Brief | The answer must be every entry below, word for word, with the pictures left out.

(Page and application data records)
..........

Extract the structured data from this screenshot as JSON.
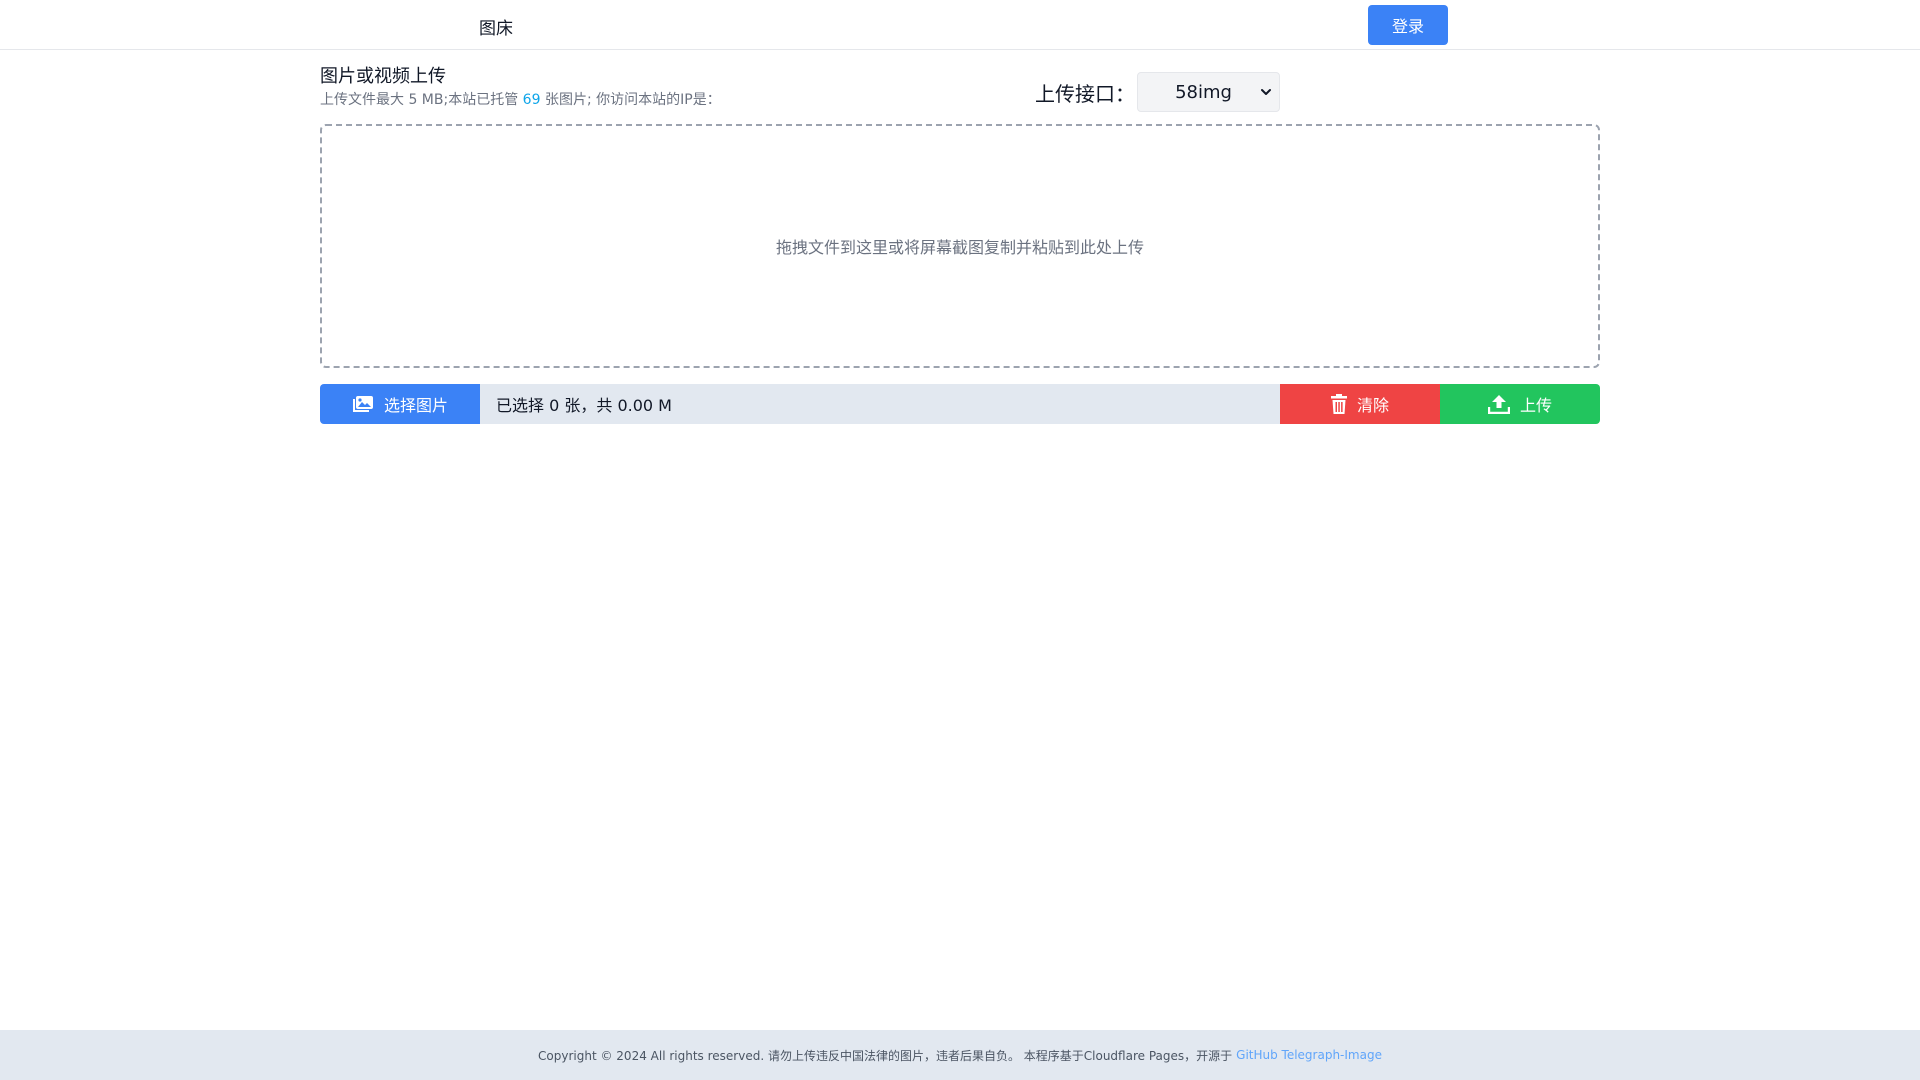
{
  "header": {
    "brand": "图床",
    "login_label": "登录"
  },
  "upload": {
    "title": "图片或视频上传",
    "subtitle_prefix": "上传文件最大 5 MB;本站已托管",
    "hosted_count": "69",
    "subtitle_suffix": "张图片; 你访问本站的IP是：",
    "interface_label": "上传接口：",
    "interface_value": "58img",
    "dropzone_text": "拖拽文件到这里或将屏幕截图复制并粘贴到此处上传"
  },
  "actions": {
    "choose_label": "选择图片",
    "status_text": "已选择 0 张，共 0.00 M",
    "clear_label": "清除",
    "upload_label": "上传"
  },
  "footer": {
    "text": "Copyright © 2024 All rights reserved. 请勿上传违反中国法律的图片，违者后果自负。 本程序基于Cloudflare Pages，开源于",
    "link_text": "GitHub Telegraph-Image"
  },
  "colors": {
    "primary": "#3b82f6",
    "danger": "#ef4444",
    "success": "#22c55e",
    "bar_bg": "#e2e8f0",
    "count_accent": "#0ea5e9"
  },
  "icons": [
    "images-icon",
    "trash-icon",
    "upload-icon",
    "chevron-down-icon"
  ]
}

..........

Reply |
Extract the structured data from this screenshot as JSON.
{
  "header": {
    "brand": "图床",
    "login_label": "登录"
  },
  "upload": {
    "title": "图片或视频上传",
    "subtitle_prefix": "上传文件最大 5 MB;本站已托管",
    "hosted_count": "69",
    "subtitle_suffix": "张图片; 你访问本站的IP是：",
    "interface_label": "上传接口：",
    "interface_value": "58img",
    "dropzone_text": "拖拽文件到这里或将屏幕截图复制并粘贴到此处上传"
  },
  "actions": {
    "choose_label": "选择图片",
    "status_text": "已选择 0 张，共 0.00 M",
    "clear_label": "清除",
    "upload_label": "上传"
  },
  "footer": {
    "text": "Copyright © 2024 All rights reserved. 请勿上传违反中国法律的图片，违者后果自负。 本程序基于Cloudflare Pages，开源于",
    "link_text": "GitHub Telegraph-Image"
  },
  "colors": {
    "primary": "#3b82f6",
    "danger": "#ef4444",
    "success": "#22c55e",
    "bar_bg": "#e2e8f0",
    "count_accent": "#0ea5e9"
  },
  "icons": [
    "images-icon",
    "trash-icon",
    "upload-icon",
    "chevron-down-icon"
  ]
}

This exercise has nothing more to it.